Custodial Accounts: What Parents and Grandparents Should Know
Custodial accounts for children are established for various reasons. Grandma gave $10,000 to little Jennifer: set up a custodial account. Mom and Dad want a tax shelter for little Johnny's college savings fund: set up a custodial account. However, many folks who establish custodial accounts fail to recognize that they have significant legal and tax implications.
Here are five important facts parents (and grandparents) need to understand.
1. The Money Now Belongs to the Child

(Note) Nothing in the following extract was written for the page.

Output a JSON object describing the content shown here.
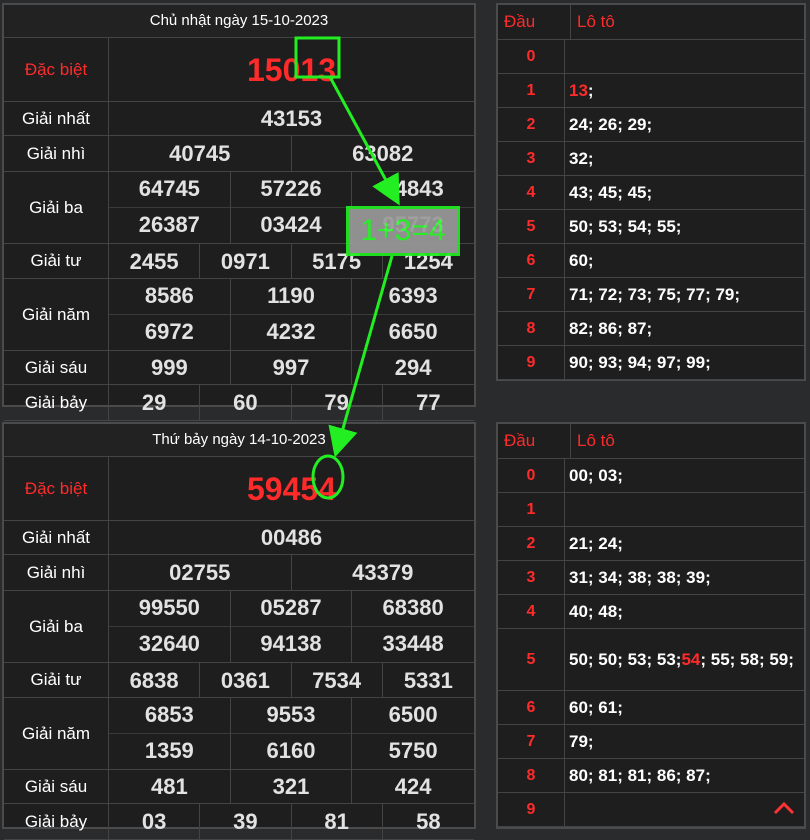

Once funds are transferred into a minor child's custodial account at a financial institution or brokerage firm, the funds then irrevocably belong to the child. While the parent can, and usually does, function as the custodian (manager) of the account, the money can legally be used only for expenditures that benefit that child. In other words, parents are legally forbidden from using custodial account money for expenditures that benefit themselves (like a new car). And they cannot take money from one kid's custodial account and use it to open up or supplement an account for another kid.
Obviously, it can sometimes be a fine line between expenditures that benefit the child and those that benefit other family members, and you rarely hear about parents getting into legal hot water for dipping into custodial accounts. That said, you don't want to stray over the line.
2. The Kid Will Gain Control at a Relatively Young Age
A minor child's custodial account must be established under the applicable stateUniform Gifts to Minors Act (UGMA) or Uniform Transfers to Minors Act (UTMA). Most states have UTMA regimes these days. In any case, under applicable state law, the child will gain full legal control over the account once he or she ceases to be a minor. This will happen somewhere between age 18 and 21 (in most states the magic age is 21).
Remember: Nice little kids eventually may turn into obnoxious teenagers and young adults who are irresponsible. So parents should consider the possibility of future "UGMA or UTMA regret" before taking the irrevocable step of putting a substantial sum into a child's custodial account.
3. The Child May Have to File Tax Returns and Pay Taxes
Any income from a child's custodial account belongs to the child. If that income exceeds $1,050 for 2016 (and 2015), a separate federal income tax return generally must be filed for the child using Form 1040, 1040A, or 1040EZ. The child will probably owe some tax, and the Kiddie Tax rules may make it higher (see below). A state income tax return may be required too.
Exception: If all of the child's income consists of interest, dividends, and mutual fund capital gain distributions, the parent may be eligible to simply include the income on the parent's Form 1040 and pay the resulting extra tax with that return. Details about this option are explained on IRS Form 8814 (Parents' Election to Report Child's Interest and Dividends).
4. The Kiddie Tax Might Apply
It would be nice if children with substantial custodial accounts were allowed to pay the same tax rates on investment income as other unmarried individuals. If that was allowed to happen, a child's ordinary income would typically be taxed at a federal rate of only 10 or 15 percent. Unfortunately, Congress created the so-called Kiddie Tax to prevent such happy outcomes.
Under the Kiddie Tax rules, a minor child's investment income in 2016 (and 2015) above $2,100, which may come from assets in a custodial account, may be taxed at the parent's higher rates. This is true even if all the money to fund the custodial account came from a grandparent or someone else other than a parent.
The Kiddie Tax is calculated on Form 8615 or on the aforementioned Form 8814 (when allowed).
Important Point: In the good old days years ago, a child's custodial account could function as efficient tax shelter because the income was taxed at the child's low rates. These days, the Kiddie Tax rules make it more difficult for custodial accounts to deliver meaningful tax savings.
5. There Could Be Gift Tax Consequences
For 2016 (and 2015), a parent can take advantage of the annual federal gift tax exclusion to move up to $14,000 into a custodial account for each of his or her children. If the parent is married, so can the spouse. Parents can do the same thing year after year. Gifts up to the $14,000 annual limit will not reduce the parent's unified federal gift and estate tax exemption ($5.45 million for 2016, up from $5.43 million in 2015).
However if a parent transfers more than $14,000, a gift tax return must be filed on Form 709 (United States Gift and Generation-Skipping Transfer Tax Return) even when no gift tax is due. Depending on the current estate tax exemption amount, the parent probably will not actually owe any gift tax, but a gift tax return still must be filed.
The same gift tax considerations apply to gifts by grandparents and others.
Conclusion: Custodial accounts are not as simple as advertised and there is even more involved that can be explained in this article. For example, a healthy custodial account balance can reduce college financial aid awards. Contact your adviser if you want more information about custodial accounts for children.